Cara Carlson can boot her computer just fine…until she gets to the Windows desktop. Then it freezes and won’t respond to keyboard or mouse.
A lot of programs and drivers load into Windows when you boot. One of them apparently doesn’t play well with others. The trick is to discover and then eliminate the problem program.
But how can you do that if Windows freezes before you can do anything with it?
[Have a tech question? Ask PCWorld Contributing Editor Lincoln Spector. Send your query to firstname.lastname@example.org.]
The trick is to boot Windows into Safe Mode, which avoids potential problems by skipping the autoloading programs and all but the most basic drivers. Once there, you should be able to disable all of your enabled autoloading programs. How this is done depends on your version of Windows.
Boot the computer and immediately start pressing and releasing F8 over and over again. Instead of the Windows login screen, you should get the Advanced Boot Options menu. Select Safe Mode.
Once you’ve booted into Safe Mode, click Start, type
msconfig, and press Enter to bring up the System Configuration program. Click the Startup tab.
Each item has a checkbox. The ones that are checked are enabled. Make a note of which ones are enabled so that you can go back to them later if need be. Then uncheck them all.
Windows 8.1 or 10
Boot normally. When you get to the login screen (which comes before the desktop), click the power button in the lower-right corner of the screen. While holding down the Shift key, click Restart. On the resulting 'Choose an option' screen, select Troubleshoot > Advanced options > Startup Settings > Restart. When the computer reboots and the Startup Settings menu appears, press 4 for Safe Mode.
Once there, right-click the taskbar and select Task Manager, then click the Startup tab. If you don’t see a Startup tab, click More details in the lower-left corner.

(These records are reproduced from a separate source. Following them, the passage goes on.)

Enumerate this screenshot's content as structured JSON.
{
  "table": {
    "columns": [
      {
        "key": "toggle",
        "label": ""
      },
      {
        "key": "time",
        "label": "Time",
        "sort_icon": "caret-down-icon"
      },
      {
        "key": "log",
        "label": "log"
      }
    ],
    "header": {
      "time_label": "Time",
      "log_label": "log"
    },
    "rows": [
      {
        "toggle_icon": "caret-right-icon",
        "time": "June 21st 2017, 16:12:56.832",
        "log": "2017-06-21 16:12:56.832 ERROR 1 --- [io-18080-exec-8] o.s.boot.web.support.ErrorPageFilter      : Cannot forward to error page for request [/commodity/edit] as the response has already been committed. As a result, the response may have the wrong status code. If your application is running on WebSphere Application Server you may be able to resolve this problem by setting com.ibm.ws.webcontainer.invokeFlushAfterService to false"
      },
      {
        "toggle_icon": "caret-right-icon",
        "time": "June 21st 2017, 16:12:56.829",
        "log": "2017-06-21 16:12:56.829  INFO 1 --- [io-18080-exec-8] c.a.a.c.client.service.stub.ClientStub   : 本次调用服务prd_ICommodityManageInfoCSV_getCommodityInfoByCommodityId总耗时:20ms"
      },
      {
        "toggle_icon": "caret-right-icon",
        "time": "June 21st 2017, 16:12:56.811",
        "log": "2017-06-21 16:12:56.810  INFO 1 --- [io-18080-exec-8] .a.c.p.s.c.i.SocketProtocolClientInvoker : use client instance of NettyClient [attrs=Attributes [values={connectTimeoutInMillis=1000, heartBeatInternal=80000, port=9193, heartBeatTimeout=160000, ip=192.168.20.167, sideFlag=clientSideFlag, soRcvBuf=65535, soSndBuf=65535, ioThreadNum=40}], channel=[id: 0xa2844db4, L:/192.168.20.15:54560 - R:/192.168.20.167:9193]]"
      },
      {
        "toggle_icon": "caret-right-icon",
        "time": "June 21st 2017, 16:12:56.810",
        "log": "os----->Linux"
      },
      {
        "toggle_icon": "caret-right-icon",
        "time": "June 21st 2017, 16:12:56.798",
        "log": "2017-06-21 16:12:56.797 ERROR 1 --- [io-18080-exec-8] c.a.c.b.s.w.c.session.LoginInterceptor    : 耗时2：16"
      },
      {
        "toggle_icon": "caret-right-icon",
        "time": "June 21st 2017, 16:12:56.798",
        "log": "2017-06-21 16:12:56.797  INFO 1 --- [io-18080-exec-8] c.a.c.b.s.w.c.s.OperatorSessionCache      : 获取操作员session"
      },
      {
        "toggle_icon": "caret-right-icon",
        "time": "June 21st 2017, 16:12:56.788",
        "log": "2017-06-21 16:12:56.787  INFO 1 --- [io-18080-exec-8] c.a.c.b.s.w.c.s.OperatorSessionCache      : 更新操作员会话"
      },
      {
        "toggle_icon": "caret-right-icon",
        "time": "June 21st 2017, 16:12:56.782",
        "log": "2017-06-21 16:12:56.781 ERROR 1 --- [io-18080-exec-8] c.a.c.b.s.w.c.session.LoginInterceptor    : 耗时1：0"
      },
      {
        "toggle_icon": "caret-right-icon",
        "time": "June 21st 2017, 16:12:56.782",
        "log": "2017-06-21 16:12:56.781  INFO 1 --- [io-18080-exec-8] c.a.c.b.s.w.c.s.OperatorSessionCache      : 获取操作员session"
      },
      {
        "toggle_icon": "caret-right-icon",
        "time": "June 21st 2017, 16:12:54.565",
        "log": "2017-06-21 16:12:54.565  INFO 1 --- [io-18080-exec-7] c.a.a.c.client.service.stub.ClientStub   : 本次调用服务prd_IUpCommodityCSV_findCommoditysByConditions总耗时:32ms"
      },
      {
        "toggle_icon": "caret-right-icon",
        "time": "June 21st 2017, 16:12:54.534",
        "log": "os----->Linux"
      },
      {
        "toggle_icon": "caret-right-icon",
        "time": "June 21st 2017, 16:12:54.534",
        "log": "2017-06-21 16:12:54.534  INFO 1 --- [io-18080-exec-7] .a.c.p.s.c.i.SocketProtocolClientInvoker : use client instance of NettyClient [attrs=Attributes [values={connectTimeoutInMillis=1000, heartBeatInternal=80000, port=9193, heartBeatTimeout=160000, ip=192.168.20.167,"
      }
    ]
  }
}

You can tell which autoloaders are enabled by reading the Status column. Note which ones are enabled so that you can return to the original configuration if need be. Then right-click each Enabled one and select Disabled.
Once they’re disabled
When you’re done, reboot. If your initial problem has gone away, bring up the Startup tab again in Task Manager (you don’t have to be in Safe Mode, now) and experiment. Enable and disable autoloaders, and reboot, until you find the culprit. (After you find the culprit, you’ll have to boot into Safe Mode again to disable it.) Consider whether you need this type of program—or, if you do, whether you should switch to a competitor.
If the problem persists, you should take a good look at your drivers. This Windows Club page should help.